Divisional patents in India
By Ranjan Matthew
Divisional patent applications, as the name indicates, are those patent applications that have been divided from another patent application, also referred to as a parent application. Generally, when a patent application is examined and found to have more than one inventive concept, the examining authority may require the applicant of said patent application to file one or more divisional applications to segregate the individual inventive concepts therein.
Article 4G of the Paris Convention provides support to the practice of filing divisional patent applications and states that the applicant may file divisional applications if examination of the patent application reveals more than one invention in the original application for patent. This Article recognizes the right of the applicant in such cases, to benefit from the original priority date for all subsequent divisional applications filed [Article 4.G. (1) and (2) of the Paris Convention for the Protection of Industrial Property of 1883].
The Indian Outlook
Under the Patents Act, 1970 (“the Act”), divisional patents are dealt with in Section 16 (1) which states:
16 (1) “A person who has made an application for a patent under this Act may, at any time before the grant of the patent, if he so desires, or with a view to remedy the objection raised by the Controller on the ground that the claims of the complete specification relate to more than one invention, file a further application in respect of an invention disclosed in the provisional or complete specification already filed in respect of the first mentioned application.”
Prima facie, it can be inferred from a plain reading of the above provision that the applicant of the divisional application must be the same as the parent application.
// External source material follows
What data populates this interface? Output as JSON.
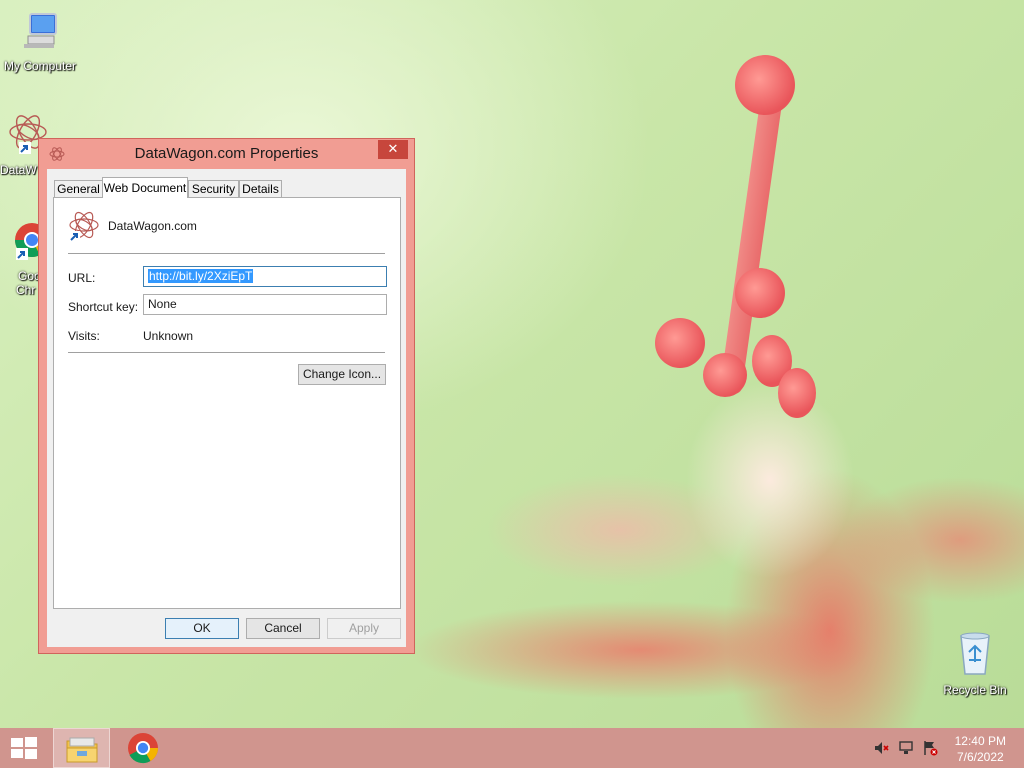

Moreover, in the Indian practice, while divisional applications are usually filed in response to examination reports which bring up an objection regarding lack of unity of invention, the statute also provides for filing of the divisional application by the applicant if he so desires.
The interpretation of the above statutory provision has been subject to dispute as can be seen in the decision issued by the Intellectual Property Rights Appellate Board (IPAB) in LG Electronics Inc. v. The Controller of Patents & Designs and others [Order No. 111/2011, IPAB].
In the above cited case, the IPAB provided welcome insight into the interpretation of Section 16 of the Act. The appellant, LG Electronics Inc., entered the national phase of its international patent application in 2004. The applicant then proceeded to file a divisional application one year hence, from the original patent application. The examiner raised certain technical objections at the time of examination for the divisional application, including the fact that the parent application was deemed to be abandoned under Section 21 of the Act due to the fact that the applicant did not respond to the examination report of the parent application within the prescribed time period, and that the parent application did not contain a plurality of inventions to give cause to the divisional application.
In their response, the agent for the applicant argued that the word ‘or’ in Section 16 of the Act was to be interpreted as disjunctive in nature, thereby imparting a degree of discretion to the applicant, wherein the applicant could divide a patent application suo motu, i.e., of his own accord, even without direction by the Controller.
The IPAB, while negating this argument stated that the usage of the word ‘or’ was conjunctive in its aim, i.e., even if the applicant wished to divide the patent application suo motu, it would have to be primarily based on the fact that the application contains a plurality of inventions not linked by a single inventive concept.
The IPAB stated that the purpose of Section 16 was to remedy an objection by the Controller with regard to a parent application containing more than one invention. Inter alia the IPAB also stated that in this case, the claims in the parent application were the same as what was claimed in the divisional application. This was in contravention to Section 16(3) of the Act which expressly states that the Controller may require amendment of either the parent application or the divisional application, such that neither includes subject matter claimed in the other.
The IPAB opined that if the applicant was allowed to divide a patent application into divisional applications on his own without the existence of multiple inventions, then that would result in multiple examinations and re-examinations for essentially the same subject matter, which would hinder the patenting process and harm the society at large by depriving them of gaining access to the teachings of the patent in a timely manner. Moreover, this would introduce an element of uncertainty in the patenting process, whereby there would be no certain progression towards obtaining the patent. Lastly, if this was the case, applicants could freely extend the life of the patent by filing divisional applications thereof, and abandoning the parent applications, thereby disregarding or bypassing the timelines and guidelines set forth in the statute.
Therefore, the IPAB set aside the above appeal and stated that the phrase ‘if he so desires’ in Section 16(1) of the Act is not unconditional, and does not give the applicant an unqualified liberty to file a divisional application even when there is no situation of plurality of distinct inventions contained in the parent application.
In closing, divisional patent applications can be filed before grant, in case there is an objection regarding unity of invention, or if the applicant would like to divide the application to claim a different invention than that claimed in the parent application. The patent office will not allow the erstwhile practice of re-filing rejected claims as a divisional application as a strategy to continue the examination process.
[The author is an Associate in IPR Division, Lakshmikumaran & Sridharan, New Delhi]